▸ Assigned task:
Only lines containing the string "text" belong in the answer; find them in the records and copy them.

━━━━━ Data for processing ━━━━━

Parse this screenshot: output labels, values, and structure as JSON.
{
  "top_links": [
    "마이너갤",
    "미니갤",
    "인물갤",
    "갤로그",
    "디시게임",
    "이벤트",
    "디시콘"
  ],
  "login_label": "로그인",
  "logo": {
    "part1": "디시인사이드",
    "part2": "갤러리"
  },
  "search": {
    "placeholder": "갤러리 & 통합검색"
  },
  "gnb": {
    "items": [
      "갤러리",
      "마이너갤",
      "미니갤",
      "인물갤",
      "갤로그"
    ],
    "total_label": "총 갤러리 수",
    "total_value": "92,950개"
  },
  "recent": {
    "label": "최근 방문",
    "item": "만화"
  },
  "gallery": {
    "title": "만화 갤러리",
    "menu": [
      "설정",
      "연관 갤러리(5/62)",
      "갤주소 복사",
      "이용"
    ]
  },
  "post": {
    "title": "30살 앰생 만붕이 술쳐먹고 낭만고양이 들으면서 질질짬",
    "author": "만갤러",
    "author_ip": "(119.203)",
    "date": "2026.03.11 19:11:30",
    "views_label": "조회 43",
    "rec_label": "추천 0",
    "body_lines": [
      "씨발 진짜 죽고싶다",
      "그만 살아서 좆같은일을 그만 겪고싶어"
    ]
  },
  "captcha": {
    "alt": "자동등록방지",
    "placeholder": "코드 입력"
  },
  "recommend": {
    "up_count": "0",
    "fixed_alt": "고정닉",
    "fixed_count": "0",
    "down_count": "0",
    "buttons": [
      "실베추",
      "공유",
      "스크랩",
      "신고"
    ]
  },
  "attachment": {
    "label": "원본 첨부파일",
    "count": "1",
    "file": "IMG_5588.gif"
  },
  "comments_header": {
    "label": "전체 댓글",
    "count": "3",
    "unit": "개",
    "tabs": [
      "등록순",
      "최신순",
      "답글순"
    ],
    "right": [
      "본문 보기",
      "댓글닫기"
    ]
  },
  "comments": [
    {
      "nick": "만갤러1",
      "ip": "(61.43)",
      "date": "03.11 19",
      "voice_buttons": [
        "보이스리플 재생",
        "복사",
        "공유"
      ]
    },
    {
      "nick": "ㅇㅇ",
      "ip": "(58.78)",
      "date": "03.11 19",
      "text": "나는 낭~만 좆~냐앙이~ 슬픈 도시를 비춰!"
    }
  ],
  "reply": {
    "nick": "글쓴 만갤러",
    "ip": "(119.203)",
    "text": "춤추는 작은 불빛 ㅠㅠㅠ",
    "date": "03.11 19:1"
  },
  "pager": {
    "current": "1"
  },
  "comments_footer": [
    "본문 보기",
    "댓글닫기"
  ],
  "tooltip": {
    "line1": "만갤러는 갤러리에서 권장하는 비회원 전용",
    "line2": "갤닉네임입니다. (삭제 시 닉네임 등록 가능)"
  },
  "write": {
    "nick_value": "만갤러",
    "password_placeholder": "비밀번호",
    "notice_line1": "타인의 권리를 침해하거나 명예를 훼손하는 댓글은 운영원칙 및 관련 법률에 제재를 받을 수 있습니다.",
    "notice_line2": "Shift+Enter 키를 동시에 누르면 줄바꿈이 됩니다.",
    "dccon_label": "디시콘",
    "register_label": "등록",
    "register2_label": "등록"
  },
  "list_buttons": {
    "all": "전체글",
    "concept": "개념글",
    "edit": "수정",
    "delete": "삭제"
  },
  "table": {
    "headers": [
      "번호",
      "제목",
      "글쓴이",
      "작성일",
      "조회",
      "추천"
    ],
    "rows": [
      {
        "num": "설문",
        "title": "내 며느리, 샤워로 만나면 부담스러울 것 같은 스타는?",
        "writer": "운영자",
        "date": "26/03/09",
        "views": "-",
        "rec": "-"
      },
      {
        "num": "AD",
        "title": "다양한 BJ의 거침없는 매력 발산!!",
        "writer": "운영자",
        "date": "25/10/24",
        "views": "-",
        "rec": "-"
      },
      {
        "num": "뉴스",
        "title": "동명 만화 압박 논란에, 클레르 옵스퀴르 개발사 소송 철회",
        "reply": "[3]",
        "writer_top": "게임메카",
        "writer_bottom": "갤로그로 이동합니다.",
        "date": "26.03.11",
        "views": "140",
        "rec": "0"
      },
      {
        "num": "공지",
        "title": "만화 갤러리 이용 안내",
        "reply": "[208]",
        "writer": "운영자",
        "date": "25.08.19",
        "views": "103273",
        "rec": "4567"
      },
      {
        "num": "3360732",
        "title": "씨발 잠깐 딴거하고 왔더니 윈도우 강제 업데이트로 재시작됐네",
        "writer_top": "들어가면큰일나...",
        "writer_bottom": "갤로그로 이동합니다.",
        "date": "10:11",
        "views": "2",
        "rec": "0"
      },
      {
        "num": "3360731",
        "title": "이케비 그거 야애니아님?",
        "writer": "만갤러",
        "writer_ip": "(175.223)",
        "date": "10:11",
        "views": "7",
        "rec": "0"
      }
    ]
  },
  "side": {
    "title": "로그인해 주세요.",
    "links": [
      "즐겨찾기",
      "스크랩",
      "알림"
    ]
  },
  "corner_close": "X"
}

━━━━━

▸ Output below:
      "text": "나는 낭~만 좆~냐앙이~ 슬픈 도시를 비춰!"
    "text": "춤추는 작은 불빛 ㅠㅠㅠ",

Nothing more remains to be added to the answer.